The term “atomic settlement” is sometimes used to refer to settlement that is both simultaneous and instant (see, for instance, this blog post and this article, among others). Conflating both properties into atomic settlement can muddle the discourse on the future of settlement. We believe that it is more useful to define “atomic” settlement as being equivalent to “simultaneous” settlement, as in this DTCC press release. Indeed, not only are “instant” and “simultaneous” two logically distinct properties, but while simultaneous settlement is probably always desirable, instant settlement may not be.
Why Is Instant Settlement Not Always Good?
Instant and simultaneous settlement resembles the process of paying physical cash for goods, in which case the trade (of goods) and settlement happen together and in real time. This has the benefit of completely eliminating settlement risk. However, instant settlement also comes with some unintended consequences. First, it can significantly restrict the set of permissible trades. For a trade to be instantly settled, all legs of the transaction must be “settle-able” at the moment the trade is executed, which makes netting of settlement obligations impossible. Whether a trade involves securities or cash, this rules out a significant portion of today’s financial activity in which traders enter trades with the expectation of obtaining the security or the cash necessary for settlement later. In other words, only trades in which cash and securities are pre-positioned can be executed.

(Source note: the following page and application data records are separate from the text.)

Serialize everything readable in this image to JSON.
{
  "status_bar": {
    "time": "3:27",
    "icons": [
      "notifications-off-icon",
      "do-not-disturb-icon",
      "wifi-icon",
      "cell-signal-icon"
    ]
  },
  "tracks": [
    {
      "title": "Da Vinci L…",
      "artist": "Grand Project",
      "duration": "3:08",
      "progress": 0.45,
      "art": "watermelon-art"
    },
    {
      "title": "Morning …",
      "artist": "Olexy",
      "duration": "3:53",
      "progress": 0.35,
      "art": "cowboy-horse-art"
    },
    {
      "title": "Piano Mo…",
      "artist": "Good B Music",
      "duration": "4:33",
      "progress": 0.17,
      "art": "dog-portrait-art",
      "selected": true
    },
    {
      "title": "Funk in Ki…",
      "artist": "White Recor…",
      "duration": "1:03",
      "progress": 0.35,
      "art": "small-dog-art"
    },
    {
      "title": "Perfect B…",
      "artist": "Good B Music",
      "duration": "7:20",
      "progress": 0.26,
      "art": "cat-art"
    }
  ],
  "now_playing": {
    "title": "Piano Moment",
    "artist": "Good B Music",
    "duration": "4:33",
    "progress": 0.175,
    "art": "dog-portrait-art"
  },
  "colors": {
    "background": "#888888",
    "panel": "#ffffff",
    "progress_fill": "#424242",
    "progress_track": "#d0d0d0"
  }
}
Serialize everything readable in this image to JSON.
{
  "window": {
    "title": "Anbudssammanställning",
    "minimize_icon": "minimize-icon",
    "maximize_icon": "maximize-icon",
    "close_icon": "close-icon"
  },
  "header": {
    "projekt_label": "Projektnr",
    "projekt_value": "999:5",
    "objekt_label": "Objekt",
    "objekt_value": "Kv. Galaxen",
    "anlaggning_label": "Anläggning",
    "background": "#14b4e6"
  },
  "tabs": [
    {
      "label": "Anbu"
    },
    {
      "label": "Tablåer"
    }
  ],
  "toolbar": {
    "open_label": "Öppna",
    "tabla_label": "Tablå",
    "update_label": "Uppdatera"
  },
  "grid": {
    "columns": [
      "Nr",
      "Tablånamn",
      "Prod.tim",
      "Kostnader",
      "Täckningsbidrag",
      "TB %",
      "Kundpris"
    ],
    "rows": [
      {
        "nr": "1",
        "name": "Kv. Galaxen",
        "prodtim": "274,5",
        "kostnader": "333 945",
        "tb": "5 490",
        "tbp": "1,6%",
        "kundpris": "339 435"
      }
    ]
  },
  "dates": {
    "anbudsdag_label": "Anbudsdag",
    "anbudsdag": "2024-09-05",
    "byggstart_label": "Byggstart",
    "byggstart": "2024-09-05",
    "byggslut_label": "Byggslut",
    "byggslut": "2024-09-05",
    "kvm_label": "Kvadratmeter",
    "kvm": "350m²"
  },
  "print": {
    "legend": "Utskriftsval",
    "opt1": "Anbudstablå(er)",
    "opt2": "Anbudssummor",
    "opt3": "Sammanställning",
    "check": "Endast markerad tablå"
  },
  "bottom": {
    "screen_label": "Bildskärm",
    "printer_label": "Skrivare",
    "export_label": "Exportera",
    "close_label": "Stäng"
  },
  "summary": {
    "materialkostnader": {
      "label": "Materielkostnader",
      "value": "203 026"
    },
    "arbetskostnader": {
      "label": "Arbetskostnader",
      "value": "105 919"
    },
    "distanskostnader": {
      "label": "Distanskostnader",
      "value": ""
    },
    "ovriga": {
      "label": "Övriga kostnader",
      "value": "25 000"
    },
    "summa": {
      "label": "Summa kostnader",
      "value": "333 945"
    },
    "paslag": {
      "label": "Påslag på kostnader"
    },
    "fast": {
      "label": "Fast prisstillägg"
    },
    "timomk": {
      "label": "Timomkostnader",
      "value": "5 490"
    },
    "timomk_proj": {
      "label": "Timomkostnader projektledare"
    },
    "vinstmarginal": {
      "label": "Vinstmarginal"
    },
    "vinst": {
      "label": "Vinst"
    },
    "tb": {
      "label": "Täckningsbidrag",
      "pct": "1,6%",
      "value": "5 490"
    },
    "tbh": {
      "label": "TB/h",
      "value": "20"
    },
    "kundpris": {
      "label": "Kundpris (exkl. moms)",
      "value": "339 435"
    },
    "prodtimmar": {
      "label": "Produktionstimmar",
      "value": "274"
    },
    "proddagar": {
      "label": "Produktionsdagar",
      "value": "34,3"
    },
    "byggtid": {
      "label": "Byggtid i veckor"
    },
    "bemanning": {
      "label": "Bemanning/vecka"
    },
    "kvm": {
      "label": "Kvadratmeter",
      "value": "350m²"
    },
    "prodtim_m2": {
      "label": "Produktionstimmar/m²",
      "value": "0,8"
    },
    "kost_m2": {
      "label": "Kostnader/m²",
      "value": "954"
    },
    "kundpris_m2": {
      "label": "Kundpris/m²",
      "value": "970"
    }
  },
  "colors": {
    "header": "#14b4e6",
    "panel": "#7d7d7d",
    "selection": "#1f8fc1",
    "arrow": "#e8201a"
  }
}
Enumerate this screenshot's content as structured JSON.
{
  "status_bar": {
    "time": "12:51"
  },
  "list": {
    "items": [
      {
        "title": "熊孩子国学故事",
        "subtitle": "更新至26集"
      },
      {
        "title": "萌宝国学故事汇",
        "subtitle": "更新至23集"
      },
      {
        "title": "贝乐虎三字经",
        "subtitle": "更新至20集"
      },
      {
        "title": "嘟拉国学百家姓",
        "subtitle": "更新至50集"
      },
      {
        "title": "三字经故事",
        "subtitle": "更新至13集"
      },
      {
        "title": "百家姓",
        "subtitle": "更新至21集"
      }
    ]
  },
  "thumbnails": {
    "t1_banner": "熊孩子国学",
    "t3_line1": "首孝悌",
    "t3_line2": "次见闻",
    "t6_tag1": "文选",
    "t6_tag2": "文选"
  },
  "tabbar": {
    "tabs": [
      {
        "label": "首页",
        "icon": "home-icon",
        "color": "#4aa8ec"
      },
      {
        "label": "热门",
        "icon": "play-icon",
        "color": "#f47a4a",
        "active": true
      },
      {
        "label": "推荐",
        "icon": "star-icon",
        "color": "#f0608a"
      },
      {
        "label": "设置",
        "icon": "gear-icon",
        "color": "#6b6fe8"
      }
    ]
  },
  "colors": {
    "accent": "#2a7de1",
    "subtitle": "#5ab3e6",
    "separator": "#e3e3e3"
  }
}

In addition to the greater liquidity burden, instant settlement can fundamentally alter the information environment in which traders operate. The decoupling between trading and settlement enables traders to negotiate trades without revealing any information about their past activities. With instant settlement, traders can only sell securities they already hold, which reveals information about past trades. This can result in various issues, including a hold-up problem, as identified in this paper.
To Sum Up
New technologies have the potential to modify the way financial transactions are settled. DLT platforms may allow for an expanded set of DvP settlement, for instant settlement, or for both at once. While instant settlement may be desirable for some trades in some markets, such settlement may not be desirable in all cases as it may come with drawbacks.
Regardless of what the market decides regarding the benefits of instant settlement, this post argues that it seems desirable to keep separate the concepts of instant and simultaneous settlement, rather than combine them into one definition. In our view, it is more useful to define atomic settlement as being equivalent to simultaneous settlement.
Michael Junho Lee is a financial research economist in Money and Payments Studies in the Federal Reserve Bank of New York’s Research and Statistics Group.
Antoine Martin is the financial research advisor for Financial Stability Policy Research in the Federal Reserve Bank of New York’s Research and Statistics Group.
Benjamin Müller is a policy analyst at the Swiss National Bank.
How to cite this post:
Michael Lee, Antoine Martin, and Benjamin Müller, “What Is Atomic Settlement?,” Federal Reserve Bank of New York Liberty Street Economics, November 7, 2022, https://libertystreeteconomics.newyorkfed.org/2022/11/what-is-atomic-settlement/.
The views expressed in this post are those of the author(s) and do not necessarily reflect the position of the Federal Reserve Bank of New York or the Federal Reserve System. Any errors or omissions are the responsibility of the author(s).